The University of Chicago community is mourning the loss of College student Ilan Naibryf and remembering him as a compassionate, dedicated friend.
A rising fourth-year student majoring in physics and minoring in molecular engineering, Naibryf died in the tragic collapse of the Champlain Towers South condominium building in Surfside, Florida, on June 24. He was 21 years old.
“From the moment Ilan was confirmed as missing, the College community has felt immense worry, and now grief, alongside his family and all who had hoped for the safety of loved ones,” said John W. Boyer, dean of the College. “Ilan was a talented student, campus leader and friend whose many involvements at UChicago made a substantial impact. He will be greatly missed.”
Deborah Berezdivin, Naibryf’s girlfriend and a student at George Washington University, also died in the collapse. They are among the 97 people who have been confirmed dead as of July 19.
Born in Argentina, Naibryf grew up in South Florida before attending high school in Hawaii, and quickly became active on campus when he came to UChicago in 2018. He was a middle-distance runner for the UChicago track and field team in his first year, and played for three years on the club soccer team, which he captained. As a high school student in 2017, he competed in the Maccabiah Games in Israel as part of the U.S. men’s youth soccer team.
Off the field, Naibryf worked as a tutor for the Computer Science Instructional Laboratory and a student employee with the IT Services TechBar in the Regenstein Library.
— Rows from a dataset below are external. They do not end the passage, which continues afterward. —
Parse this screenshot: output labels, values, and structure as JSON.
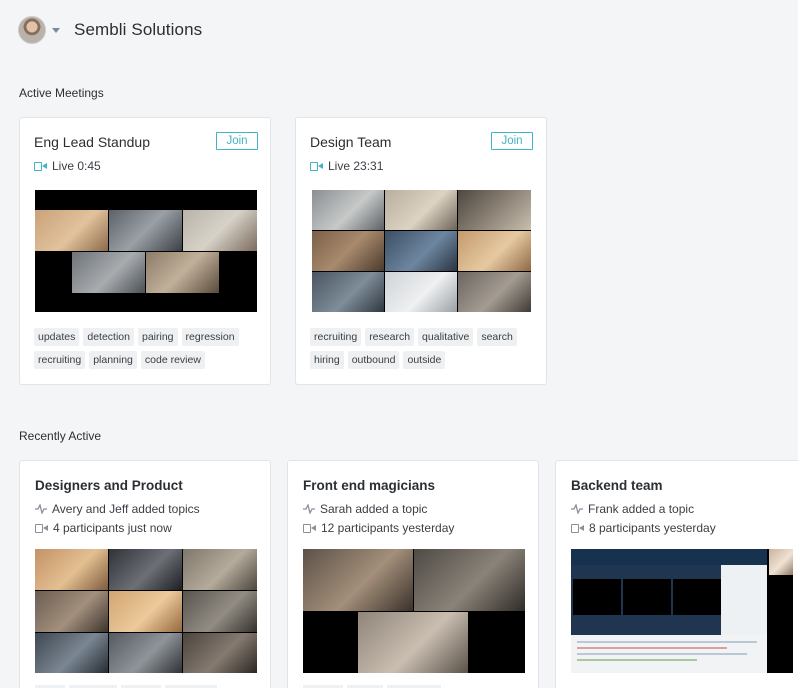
{
  "header": {
    "org_name": "Sembli Solutions"
  },
  "sections": {
    "active": "Active Meetings",
    "recent": "Recently Active"
  },
  "active_meetings": [
    {
      "title": "Eng Lead Standup",
      "join_label": "Join",
      "live_text": "Live 0:45",
      "tags": [
        "updates",
        "detection",
        "pairing",
        "regression",
        "recruiting",
        "planning",
        "code review"
      ]
    },
    {
      "title": "Design Team",
      "join_label": "Join",
      "live_text": "Live 23:31",
      "tags": [
        "recruiting",
        "research",
        "qualitative",
        "search",
        "hiring",
        "outbound",
        "outside"
      ]
    }
  ],
  "recent_meetings": [
    {
      "title": "Designers and Product",
      "activity": "Avery and Jeff added topics",
      "participants": "4 participants just now"
    },
    {
      "title": "Front end magicians",
      "activity": "Sarah added a topic",
      "participants": "12 participants yesterday"
    },
    {
      "title": "Backend team",
      "activity": "Frank added a topic",
      "participants": "8 participants yesterday"
    }
  ],
  "colors": {
    "accent": "#40b3c4",
    "background": "#f4f5f7",
    "card": "#ffffff",
    "tag_bg": "#eef0f2"
  }
}
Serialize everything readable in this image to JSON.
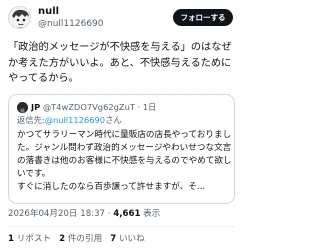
{
  "author": {
    "display_name": "null",
    "handle": "@null1126690"
  },
  "follow_button": "フォローする",
  "tweet": {
    "text": "「政治的メッセージが不快感を与える」のはなぜか考えた方がいいよ。あと、不快感与えるためにやってるから。"
  },
  "quote": {
    "name": "JP",
    "handle": "@T4wZDO7Vg62gZuT",
    "separator": "·",
    "age": "1日",
    "reply_prefix": "返信先:",
    "reply_to": "@null1126690",
    "reply_suffix": "さん",
    "body_main": "かつてサラリーマン時代に量販店の店長やっておりました。ジャンル問わず政治的メッセージやわいせつな文言の落書きは他のお客様に不快感を与えるのでやめて欲しいです。",
    "body_last": "すぐに消したのなら百歩譲って許せますが、そ..."
  },
  "meta": {
    "timestamp": "2026年04月20日 18:37",
    "separator": "·",
    "views_count": "4,661",
    "views_label": "表示"
  },
  "stats": {
    "reposts_count": "1",
    "reposts_label": "リポスト",
    "quotes_count": "2",
    "quotes_label": "件の引用",
    "likes_count": "7",
    "likes_label": "いいね"
  },
  "colors": {
    "accent": "#1d9bf0",
    "secondary_text": "#536471",
    "button_bg": "#0f1419"
  }
}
This past school year, he served as president of the Rohr Chabad Jewish Center student board.
Rabbi Yossi Brackman, the director of Chabad, said Naibryf was an upbeat, fun-loving student with a memorable smile who was proud of his Jewish identity.
“Ilan was a problem solver,” Brackman said. “He was always a presence at Chabad and was always coming up with ideas and helping out. If I needed someone to welcome a new student, Ilan was my go-to person.”
Naibryf made an impression from the moment he arrived on campus, where he lived in Boyer House as a first-year. His roommate then was Jon Zaghloul, who remembered Naibryf as a warm and welcoming presence who helped him acclimate to undergraduate life.
Zaghloul, now a rising fourth-year student, also recalled how Naibryf would laugh and joke around, injecting fun even into household activities like cooking, organizing a pantry or folding laundry.
“He had a good heart,” Zaghloul said. “He could always tell when something was wrong, and he was always trying to find ways to make you happy and put a smile on your face.”
Kyle Ruark, who also lived in Boyer House, said Naibryf brought a contagious positive energy to everything he did, be it taking photos while traveling, playing guitar, skateboarding or just hanging out with friends on campus.
Once, Ruark and Naibryf had a group dinner in Chicago before heading to Millennium Park.
“Ilan brought his new camera to take some photos,” said Ruark, now a rising fourth-year student. “We ended up skating for a while that night and Ilan took many great pictures. It was such a simple night, yet one of the most enjoyable nights of my time here at the University.”